• _Your assignment_
Scan the lines below; pull out those with "total".

• _Data in this exercise_
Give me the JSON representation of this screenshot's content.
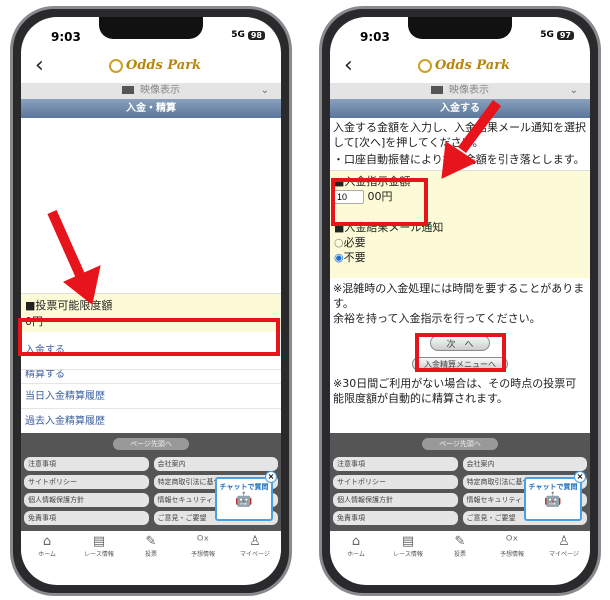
{
  "phones": [
    {
      "status": {
        "time": "9:03",
        "network": "5G",
        "battery": "98"
      },
      "logo": "Odds Park",
      "logo_sub": "オッズパーク",
      "video_label": "映像表示",
      "title": "入金・精算",
      "balance_label": "■投票可能限度額",
      "balance_value": "0円",
      "links": [
        "入金する",
        "精算する",
        "当日入金精算履歴",
        "過去入金精算履歴"
      ]
    },
    {
      "status": {
        "time": "9:03",
        "network": "5G",
        "battery": "97"
      },
      "logo": "Odds Park",
      "video_label": "映像表示",
      "title": "入金する",
      "intro": "入金する金額を入力し、入金結果メール通知を選択して[次へ]を押してください。",
      "intro2": "・口座自動振替により指定金額を引き落とします。",
      "amount_label": "■入金指示金額",
      "amount_value": "10",
      "amount_unit": "00円",
      "mail_label": "■入金結果メール通知",
      "mail_options": [
        "必要",
        "不要"
      ],
      "mail_selected": "不要",
      "note1": "※混雑時の入金処理には時間を要することがあります。",
      "note2": "余裕を持って入金指示を行ってください。",
      "next_button": "次　へ",
      "menu_button": "入金精算メニューへ",
      "note3": "※30日間ご利用がない場合は、その時点の投票可能限度額が自動的に精算されます。"
    }
  ],
  "footer": {
    "page_top": "ページ先頭へ",
    "links": [
      "注意事項",
      "会社案内",
      "サイトポリシー",
      "特定商取引法に基づく表示",
      "個人情報保護方針",
      "情報セキュリティ",
      "免責事項",
      "ご意見・ご要望"
    ],
    "chat": "チャットで質問",
    "chat_close": "×"
  },
  "tabbar": [
    {
      "label": "ホーム",
      "icon": "home-icon"
    },
    {
      "label": "レース情報",
      "icon": "document-icon"
    },
    {
      "label": "投票",
      "icon": "edit-icon"
    },
    {
      "label": "予想情報",
      "icon": "prediction-icon"
    },
    {
      "label": "マイページ",
      "icon": "user-icon"
    }
  ],
  "colors": {
    "annotation": "#e8141c",
    "title_bar": "#5a7699",
    "link": "#3a5fa0",
    "highlight": "#fdfbd7"
  }
}
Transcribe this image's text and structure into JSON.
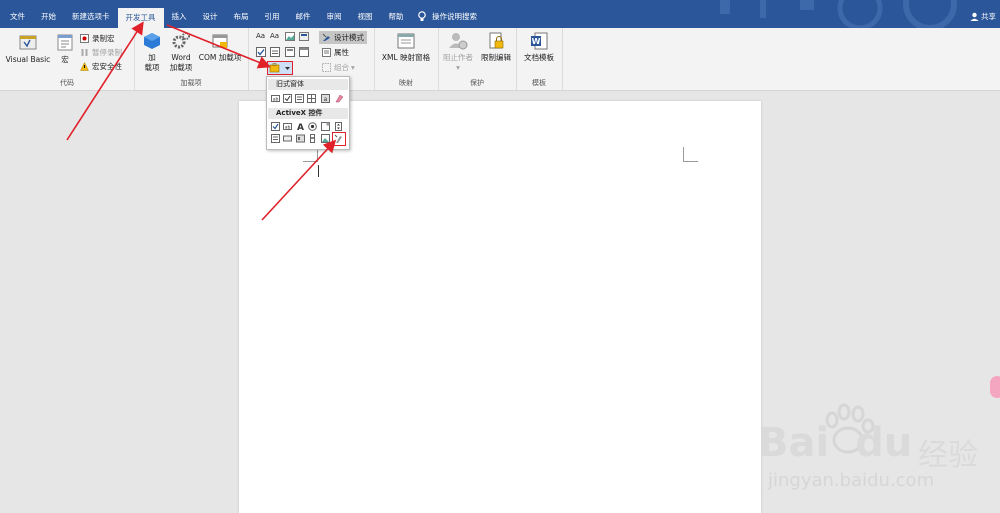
{
  "tabs": [
    "文件",
    "开始",
    "新建选项卡",
    "开发工具",
    "插入",
    "设计",
    "布局",
    "引用",
    "邮件",
    "审阅",
    "视图",
    "帮助"
  ],
  "active_tab": "开发工具",
  "tell_me": "操作说明搜索",
  "share": "共享",
  "groups": {
    "code": {
      "label": "代码",
      "visual_basic": "Visual Basic",
      "macro": "宏",
      "record_macro": "录制宏",
      "pause_recording": "暂停录制",
      "macro_security": "宏安全性"
    },
    "addins": {
      "label": "加载项",
      "addins_btn_line1": "加",
      "addins_btn_line2": "载项",
      "word_addins_line1": "Word",
      "word_addins_line2": "加载项",
      "com_addins": "COM 加载项"
    },
    "controls": {
      "design_mode": "设计模式",
      "properties": "属性",
      "group": "组合"
    },
    "mapping": {
      "label": "映射",
      "xml_pane": "XML 映射窗格"
    },
    "protect": {
      "label": "保护",
      "block_authors": "阻止作者",
      "restrict_editing": "限制编辑"
    },
    "templates": {
      "label": "模板",
      "doc_template": "文档模板"
    }
  },
  "dropdown": {
    "legacy_forms": "旧式窗体",
    "activex": "ActiveX 控件"
  },
  "watermark": {
    "brand": "Bai",
    "brand2": "du",
    "cn": "经验",
    "url": "jingyan.baidu.com"
  },
  "colors": {
    "titlebar": "#2b579a",
    "arrow": "#e0212a"
  }
}
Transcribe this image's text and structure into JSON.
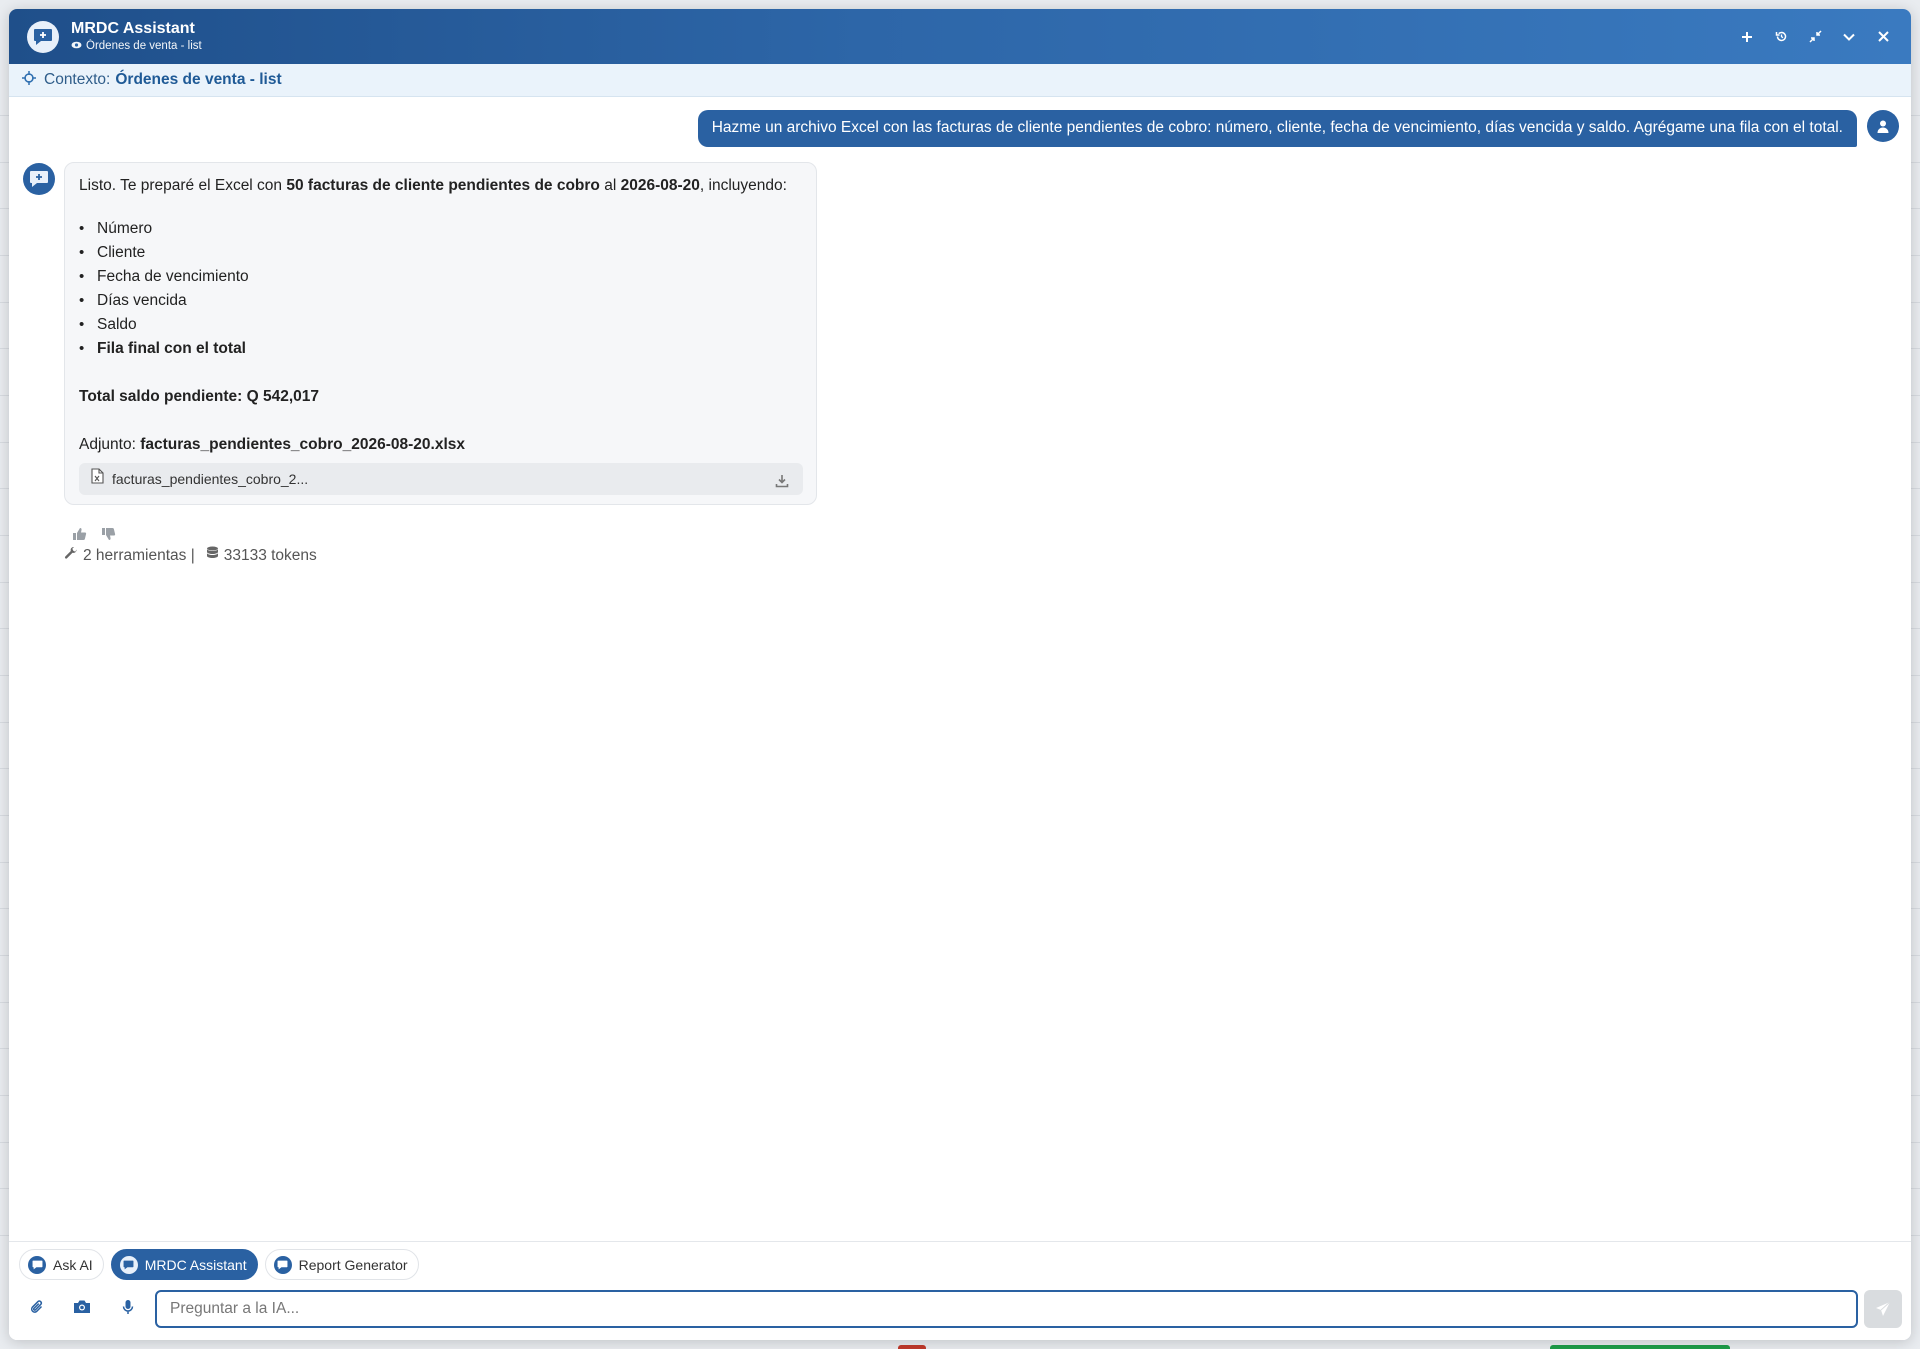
{
  "window": {
    "title": "MRDC Assistant",
    "subtitle": "Órdenes de venta - list"
  },
  "context": {
    "label": "Contexto:",
    "value": "Órdenes de venta - list"
  },
  "user_message": {
    "text": "Hazme un archivo Excel con las facturas de cliente pendientes de cobro: número, cliente, fecha de vencimiento, días vencida y saldo. Agrégame una fila con el total."
  },
  "assistant_message": {
    "intro_prefix": "Listo. Te preparé el Excel con ",
    "intro_bold": "50 facturas de cliente pendientes de cobro",
    "intro_mid": " al ",
    "intro_date": "2026-08-20",
    "intro_suffix": ", incluyendo:",
    "items": [
      "Número",
      "Cliente",
      "Fecha de vencimiento",
      "Días vencida",
      "Saldo"
    ],
    "last_item_bold": "Fila final con el total",
    "total": "Total saldo pendiente: Q 542,017",
    "adjunto_label": "Adjunto: ",
    "adjunto_file": "facturas_pendientes_cobro_2026-08-20.xlsx",
    "file_chip_name": "facturas_pendientes_cobro_2..."
  },
  "meta": {
    "tools": "2 herramientas |",
    "tokens": "33133 tokens"
  },
  "agent_tabs": [
    {
      "label": "Ask AI",
      "active": false
    },
    {
      "label": "MRDC Assistant",
      "active": true
    },
    {
      "label": "Report Generator",
      "active": false
    }
  ],
  "input": {
    "placeholder": "Preguntar a la IA..."
  },
  "colors": {
    "primary": "#2a61a2",
    "header_start": "#1f4f8a",
    "header_end": "#3a7ac0",
    "context_bg": "#eaf3fb"
  }
}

• _Response for this exercise_
    "text": "Hazme un archivo Excel con las facturas de cliente pendientes de cobro: número, cliente, fecha de vencimiento, días vencida y saldo. Agrégame una fila con el total."
    "last_item_bold": "Fila final con el total",
    "total": "Total saldo pendiente: Q 542,017",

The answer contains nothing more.